[Element data from apps and pages]
☆ ☆ ☆ ☆ ☆
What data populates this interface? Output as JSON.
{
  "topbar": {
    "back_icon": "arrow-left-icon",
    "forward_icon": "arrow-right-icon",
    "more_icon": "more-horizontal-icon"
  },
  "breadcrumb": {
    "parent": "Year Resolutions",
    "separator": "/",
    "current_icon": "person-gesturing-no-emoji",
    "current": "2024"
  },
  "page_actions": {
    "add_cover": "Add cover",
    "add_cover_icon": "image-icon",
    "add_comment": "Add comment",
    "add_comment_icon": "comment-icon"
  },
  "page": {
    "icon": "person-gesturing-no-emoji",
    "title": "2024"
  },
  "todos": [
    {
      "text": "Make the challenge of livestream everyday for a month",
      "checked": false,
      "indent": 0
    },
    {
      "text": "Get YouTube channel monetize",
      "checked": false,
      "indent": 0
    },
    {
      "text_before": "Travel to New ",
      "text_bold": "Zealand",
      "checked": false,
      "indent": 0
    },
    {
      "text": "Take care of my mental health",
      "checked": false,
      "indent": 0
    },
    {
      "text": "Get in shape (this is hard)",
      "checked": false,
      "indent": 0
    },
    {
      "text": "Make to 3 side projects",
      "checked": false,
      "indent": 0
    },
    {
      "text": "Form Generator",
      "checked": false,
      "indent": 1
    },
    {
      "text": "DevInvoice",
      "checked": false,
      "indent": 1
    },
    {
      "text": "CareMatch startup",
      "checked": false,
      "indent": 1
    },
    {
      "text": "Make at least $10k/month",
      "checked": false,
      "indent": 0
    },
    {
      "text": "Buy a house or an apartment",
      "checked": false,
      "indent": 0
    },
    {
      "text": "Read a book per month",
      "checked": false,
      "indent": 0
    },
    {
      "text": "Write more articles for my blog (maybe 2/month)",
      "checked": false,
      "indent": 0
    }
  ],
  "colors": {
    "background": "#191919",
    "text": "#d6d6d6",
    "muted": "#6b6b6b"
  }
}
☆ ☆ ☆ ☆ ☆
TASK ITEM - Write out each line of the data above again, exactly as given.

RESULT OF THE TASK -
What data populates this interface? Output as JSON.
{
  "topbar": {
    "back_icon": "arrow-left-icon",
    "forward_icon": "arrow-right-icon",
    "more_icon": "more-horizontal-icon"
  },
  "breadcrumb": {
    "parent": "Year Resolutions",
    "separator": "/",
    "current_icon": "person-gesturing-no-emoji",
    "current": "2024"
  },
  "page_actions": {
    "add_cover": "Add cover",
    "add_cover_icon": "image-icon",
    "add_comment": "Add comment",
    "add_comment_icon": "comment-icon"
  },
  "page": {
    "icon": "person-gesturing-no-emoji",
    "title": "2024"
  },
  "todos": [
    {
      "text": "Make the challenge of livestream everyday for a month",
      "checked": false,
      "indent": 0
    },
    {
      "text": "Get YouTube channel monetize",
      "checked": false,
      "indent": 0
    },
    {
      "text_before": "Travel to New ",
      "text_bold": "Zealand",
      "checked": false,
      "indent": 0
    },
    {
      "text": "Take care of my mental health",
      "checked": false,
      "indent": 0
    },
    {
      "text": "Get in shape (this is hard)",
      "checked": false,
      "indent": 0
    },
    {
      "text": "Make to 3 side projects",
      "checked": false,
      "indent": 0
    },
    {
      "text": "Form Generator",
      "checked": false,
      "indent": 1
    },
    {
      "text": "DevInvoice",
      "checked": false,
      "indent": 1
    },
    {
      "text": "CareMatch startup",
      "checked": false,
      "indent": 1
    },
    {
      "text": "Make at least $10k/month",
      "checked": false,
      "indent": 0
    },
    {
      "text": "Buy a house or an apartment",
      "checked": false,
      "indent": 0
    },
    {
      "text": "Read a book per month",
      "checked": false,
      "indent": 0
    },
    {
      "text": "Write more articles for my blog (maybe 2/month)",
      "checked": false,
      "indent": 0
    }
  ],
  "colors": {
    "background": "#191919",
    "text": "#d6d6d6",
    "muted": "#6b6b6b"
  }
}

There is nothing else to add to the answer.